- [Exercise brief]:
Report the lines of the data below that contain the string "value".

- [Recorded information]:
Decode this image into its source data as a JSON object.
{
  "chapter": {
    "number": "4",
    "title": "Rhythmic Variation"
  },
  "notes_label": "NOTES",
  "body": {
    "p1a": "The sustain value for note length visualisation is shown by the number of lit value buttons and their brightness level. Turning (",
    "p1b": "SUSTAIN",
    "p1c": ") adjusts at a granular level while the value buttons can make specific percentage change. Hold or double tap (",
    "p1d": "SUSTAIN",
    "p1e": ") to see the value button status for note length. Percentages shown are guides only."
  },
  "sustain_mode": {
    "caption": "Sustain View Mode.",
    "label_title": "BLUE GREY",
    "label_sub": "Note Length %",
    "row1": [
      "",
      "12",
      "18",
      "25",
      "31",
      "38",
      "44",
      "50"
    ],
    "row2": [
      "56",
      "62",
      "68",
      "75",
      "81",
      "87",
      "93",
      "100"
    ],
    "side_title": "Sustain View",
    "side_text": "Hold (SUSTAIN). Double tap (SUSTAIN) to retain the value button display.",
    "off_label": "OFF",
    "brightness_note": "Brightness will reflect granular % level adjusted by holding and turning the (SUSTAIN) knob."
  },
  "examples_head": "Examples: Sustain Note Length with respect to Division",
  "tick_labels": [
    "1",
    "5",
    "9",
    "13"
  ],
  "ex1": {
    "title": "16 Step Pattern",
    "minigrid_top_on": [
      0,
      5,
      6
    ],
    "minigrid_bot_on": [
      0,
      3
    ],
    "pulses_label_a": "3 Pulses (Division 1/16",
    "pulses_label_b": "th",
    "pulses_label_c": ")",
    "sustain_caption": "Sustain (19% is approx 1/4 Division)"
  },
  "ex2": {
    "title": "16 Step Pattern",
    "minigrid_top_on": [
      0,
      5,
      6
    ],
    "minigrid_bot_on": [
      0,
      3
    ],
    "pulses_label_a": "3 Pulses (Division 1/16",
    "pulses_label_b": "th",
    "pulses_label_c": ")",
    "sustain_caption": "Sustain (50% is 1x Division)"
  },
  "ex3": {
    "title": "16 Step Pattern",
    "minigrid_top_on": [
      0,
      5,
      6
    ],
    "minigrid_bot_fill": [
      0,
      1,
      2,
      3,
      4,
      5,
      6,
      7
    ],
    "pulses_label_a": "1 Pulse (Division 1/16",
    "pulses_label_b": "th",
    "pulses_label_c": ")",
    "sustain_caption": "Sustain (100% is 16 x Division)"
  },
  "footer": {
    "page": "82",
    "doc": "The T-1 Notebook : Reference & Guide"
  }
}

- [Solution for this task]:
    "p1a": "The sustain value for note length visualisation is shown by the number of lit value buttons and their brightness level. Turning (",
    "p1c": ") adjusts at a granular level while the value buttons can make specific percentage change. Hold or double tap (",
    "p1e": ") to see the value button status for note length. Percentages shown are guides only."
    "side_text": "Hold (SUSTAIN). Double tap (SUSTAIN) to retain the value button display.",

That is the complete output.